• [Problem to solve]
What lines of the data hold the string "scroll"? Pull each one out.

(Component data from apps and pages)
=-=-=-=-=

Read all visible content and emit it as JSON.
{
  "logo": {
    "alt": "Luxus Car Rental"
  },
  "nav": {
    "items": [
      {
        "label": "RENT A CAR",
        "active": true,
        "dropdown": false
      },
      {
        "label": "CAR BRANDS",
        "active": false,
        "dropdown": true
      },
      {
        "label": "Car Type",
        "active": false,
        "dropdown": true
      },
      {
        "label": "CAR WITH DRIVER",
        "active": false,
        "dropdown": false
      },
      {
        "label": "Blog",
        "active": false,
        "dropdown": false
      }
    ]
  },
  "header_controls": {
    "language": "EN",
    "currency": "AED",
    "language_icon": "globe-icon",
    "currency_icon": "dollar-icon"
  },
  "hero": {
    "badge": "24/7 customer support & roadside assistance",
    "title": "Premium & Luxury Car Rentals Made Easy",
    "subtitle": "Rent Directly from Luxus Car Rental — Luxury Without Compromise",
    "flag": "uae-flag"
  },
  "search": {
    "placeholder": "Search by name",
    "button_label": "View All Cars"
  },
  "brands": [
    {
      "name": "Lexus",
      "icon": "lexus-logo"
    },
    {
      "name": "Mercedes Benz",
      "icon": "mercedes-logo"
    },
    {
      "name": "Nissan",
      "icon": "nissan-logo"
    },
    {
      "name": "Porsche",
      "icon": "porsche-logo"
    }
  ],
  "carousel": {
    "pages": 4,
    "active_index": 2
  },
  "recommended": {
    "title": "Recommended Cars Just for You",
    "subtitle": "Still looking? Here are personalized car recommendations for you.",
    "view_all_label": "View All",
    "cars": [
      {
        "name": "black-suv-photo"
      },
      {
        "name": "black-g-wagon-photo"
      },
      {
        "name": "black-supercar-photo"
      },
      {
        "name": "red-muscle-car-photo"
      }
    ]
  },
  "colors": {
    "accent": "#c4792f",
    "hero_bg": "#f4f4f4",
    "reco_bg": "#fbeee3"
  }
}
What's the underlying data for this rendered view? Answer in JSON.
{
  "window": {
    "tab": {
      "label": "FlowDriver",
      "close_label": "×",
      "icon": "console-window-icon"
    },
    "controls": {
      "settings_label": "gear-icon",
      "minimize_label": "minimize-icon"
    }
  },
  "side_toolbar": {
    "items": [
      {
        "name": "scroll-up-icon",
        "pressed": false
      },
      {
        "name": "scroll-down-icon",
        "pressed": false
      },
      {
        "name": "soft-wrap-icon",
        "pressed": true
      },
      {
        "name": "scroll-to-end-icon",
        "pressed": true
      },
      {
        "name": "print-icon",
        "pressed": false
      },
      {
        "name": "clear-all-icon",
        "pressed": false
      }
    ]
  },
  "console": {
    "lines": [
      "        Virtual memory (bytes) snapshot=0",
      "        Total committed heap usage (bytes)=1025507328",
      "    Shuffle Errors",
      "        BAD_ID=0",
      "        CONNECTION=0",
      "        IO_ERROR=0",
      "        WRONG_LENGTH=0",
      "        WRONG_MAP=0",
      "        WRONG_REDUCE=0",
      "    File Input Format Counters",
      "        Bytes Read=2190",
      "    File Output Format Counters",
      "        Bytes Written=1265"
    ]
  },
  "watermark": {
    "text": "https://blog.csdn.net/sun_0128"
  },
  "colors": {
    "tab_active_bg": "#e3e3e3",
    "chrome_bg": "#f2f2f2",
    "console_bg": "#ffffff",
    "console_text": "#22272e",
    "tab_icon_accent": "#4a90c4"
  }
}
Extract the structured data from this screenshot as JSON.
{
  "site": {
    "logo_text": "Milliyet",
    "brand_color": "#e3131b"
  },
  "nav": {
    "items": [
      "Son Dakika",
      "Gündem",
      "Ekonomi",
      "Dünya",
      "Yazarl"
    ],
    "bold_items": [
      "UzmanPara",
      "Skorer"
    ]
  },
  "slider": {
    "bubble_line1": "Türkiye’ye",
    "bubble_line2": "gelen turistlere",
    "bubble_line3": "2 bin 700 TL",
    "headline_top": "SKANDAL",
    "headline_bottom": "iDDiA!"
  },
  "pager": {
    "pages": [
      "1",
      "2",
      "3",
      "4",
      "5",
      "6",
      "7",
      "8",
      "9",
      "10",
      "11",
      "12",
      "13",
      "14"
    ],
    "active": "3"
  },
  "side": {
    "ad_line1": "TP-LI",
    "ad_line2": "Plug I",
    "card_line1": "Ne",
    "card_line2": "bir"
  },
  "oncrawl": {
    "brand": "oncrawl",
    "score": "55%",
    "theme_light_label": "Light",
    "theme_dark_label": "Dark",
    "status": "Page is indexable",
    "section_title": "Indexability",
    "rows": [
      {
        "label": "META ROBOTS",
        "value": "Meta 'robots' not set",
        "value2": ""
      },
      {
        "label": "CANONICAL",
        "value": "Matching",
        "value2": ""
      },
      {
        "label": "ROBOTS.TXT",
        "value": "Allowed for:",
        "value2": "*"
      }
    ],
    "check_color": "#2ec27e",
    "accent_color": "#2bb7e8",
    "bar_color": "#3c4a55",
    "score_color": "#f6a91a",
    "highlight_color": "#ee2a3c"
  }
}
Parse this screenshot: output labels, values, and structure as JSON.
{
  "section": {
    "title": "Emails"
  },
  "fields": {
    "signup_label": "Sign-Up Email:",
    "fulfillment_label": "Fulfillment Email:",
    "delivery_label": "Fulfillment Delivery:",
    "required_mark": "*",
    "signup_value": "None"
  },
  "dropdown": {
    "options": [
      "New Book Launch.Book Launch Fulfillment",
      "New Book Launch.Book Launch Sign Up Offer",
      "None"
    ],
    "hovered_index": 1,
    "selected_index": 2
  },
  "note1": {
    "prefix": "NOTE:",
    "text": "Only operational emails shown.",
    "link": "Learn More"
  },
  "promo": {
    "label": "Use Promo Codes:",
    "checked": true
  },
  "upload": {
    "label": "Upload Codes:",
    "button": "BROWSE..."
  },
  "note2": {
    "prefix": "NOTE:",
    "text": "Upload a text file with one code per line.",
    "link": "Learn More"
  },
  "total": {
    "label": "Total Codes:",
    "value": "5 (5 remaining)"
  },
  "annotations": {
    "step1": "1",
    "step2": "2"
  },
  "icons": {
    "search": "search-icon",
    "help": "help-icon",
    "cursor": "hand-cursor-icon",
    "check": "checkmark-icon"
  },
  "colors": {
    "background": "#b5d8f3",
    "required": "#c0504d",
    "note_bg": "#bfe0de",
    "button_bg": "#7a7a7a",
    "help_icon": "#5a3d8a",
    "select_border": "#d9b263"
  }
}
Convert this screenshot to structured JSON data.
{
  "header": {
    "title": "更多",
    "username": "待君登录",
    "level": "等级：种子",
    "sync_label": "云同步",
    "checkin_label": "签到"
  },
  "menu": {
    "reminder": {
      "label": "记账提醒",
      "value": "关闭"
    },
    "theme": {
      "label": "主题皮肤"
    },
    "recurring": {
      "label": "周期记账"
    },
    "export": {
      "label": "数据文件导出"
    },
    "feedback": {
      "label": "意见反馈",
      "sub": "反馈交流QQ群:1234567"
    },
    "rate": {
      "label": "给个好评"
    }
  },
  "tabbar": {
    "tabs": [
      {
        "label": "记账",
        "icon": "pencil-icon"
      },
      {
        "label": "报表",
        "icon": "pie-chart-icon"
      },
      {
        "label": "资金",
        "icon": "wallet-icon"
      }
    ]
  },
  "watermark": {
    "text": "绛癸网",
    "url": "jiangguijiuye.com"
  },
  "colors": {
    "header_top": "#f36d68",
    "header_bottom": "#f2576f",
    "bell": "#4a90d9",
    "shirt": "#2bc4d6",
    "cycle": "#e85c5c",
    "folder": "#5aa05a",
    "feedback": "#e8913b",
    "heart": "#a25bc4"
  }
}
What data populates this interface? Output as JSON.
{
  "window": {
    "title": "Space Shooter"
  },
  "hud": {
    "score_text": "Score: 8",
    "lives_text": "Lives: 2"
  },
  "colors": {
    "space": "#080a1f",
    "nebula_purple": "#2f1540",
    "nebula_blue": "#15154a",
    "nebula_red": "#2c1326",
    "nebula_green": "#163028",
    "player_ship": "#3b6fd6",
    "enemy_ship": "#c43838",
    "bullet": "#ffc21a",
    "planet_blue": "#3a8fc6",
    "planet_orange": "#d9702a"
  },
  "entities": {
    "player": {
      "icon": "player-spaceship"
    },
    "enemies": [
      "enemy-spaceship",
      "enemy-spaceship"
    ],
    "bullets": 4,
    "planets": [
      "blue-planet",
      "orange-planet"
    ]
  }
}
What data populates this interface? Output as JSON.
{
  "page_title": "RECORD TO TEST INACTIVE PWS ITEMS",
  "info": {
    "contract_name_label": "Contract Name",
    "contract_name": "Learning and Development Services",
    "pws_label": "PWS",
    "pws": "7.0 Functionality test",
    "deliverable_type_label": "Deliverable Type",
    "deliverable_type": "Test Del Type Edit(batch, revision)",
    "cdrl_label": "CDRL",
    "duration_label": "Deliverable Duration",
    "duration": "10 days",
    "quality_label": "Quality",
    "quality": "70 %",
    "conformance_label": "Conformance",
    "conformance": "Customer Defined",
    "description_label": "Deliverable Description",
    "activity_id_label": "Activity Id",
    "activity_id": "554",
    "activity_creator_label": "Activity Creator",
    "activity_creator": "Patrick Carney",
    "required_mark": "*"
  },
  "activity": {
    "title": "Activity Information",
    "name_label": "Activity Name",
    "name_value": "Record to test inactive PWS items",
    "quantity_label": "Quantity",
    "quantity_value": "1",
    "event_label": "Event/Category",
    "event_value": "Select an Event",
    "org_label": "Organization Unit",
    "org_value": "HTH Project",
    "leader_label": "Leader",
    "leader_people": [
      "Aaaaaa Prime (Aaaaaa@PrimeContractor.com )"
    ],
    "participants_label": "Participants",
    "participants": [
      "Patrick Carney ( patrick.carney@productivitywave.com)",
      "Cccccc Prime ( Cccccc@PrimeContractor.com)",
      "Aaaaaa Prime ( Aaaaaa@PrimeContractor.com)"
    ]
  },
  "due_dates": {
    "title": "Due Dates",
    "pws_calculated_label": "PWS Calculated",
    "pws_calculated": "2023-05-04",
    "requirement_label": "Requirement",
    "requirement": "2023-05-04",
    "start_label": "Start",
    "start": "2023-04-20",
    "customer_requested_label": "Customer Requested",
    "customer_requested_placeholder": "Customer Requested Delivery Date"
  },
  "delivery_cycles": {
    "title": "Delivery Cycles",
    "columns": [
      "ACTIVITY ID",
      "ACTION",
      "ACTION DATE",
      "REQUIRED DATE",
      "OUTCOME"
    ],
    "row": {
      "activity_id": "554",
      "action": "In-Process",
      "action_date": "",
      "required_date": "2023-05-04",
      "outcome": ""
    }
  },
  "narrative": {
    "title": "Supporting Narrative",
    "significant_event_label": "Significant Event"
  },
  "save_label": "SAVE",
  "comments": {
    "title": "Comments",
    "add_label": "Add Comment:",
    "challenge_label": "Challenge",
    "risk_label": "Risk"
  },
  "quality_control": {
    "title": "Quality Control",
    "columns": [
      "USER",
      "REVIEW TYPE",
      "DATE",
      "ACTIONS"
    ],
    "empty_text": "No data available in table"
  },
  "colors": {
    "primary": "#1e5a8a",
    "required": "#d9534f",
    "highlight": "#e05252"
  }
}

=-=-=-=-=

• [Result for this exercise]
        "name": "scroll-up-icon",
        "name": "scroll-down-icon",
        "name": "scroll-to-end-icon",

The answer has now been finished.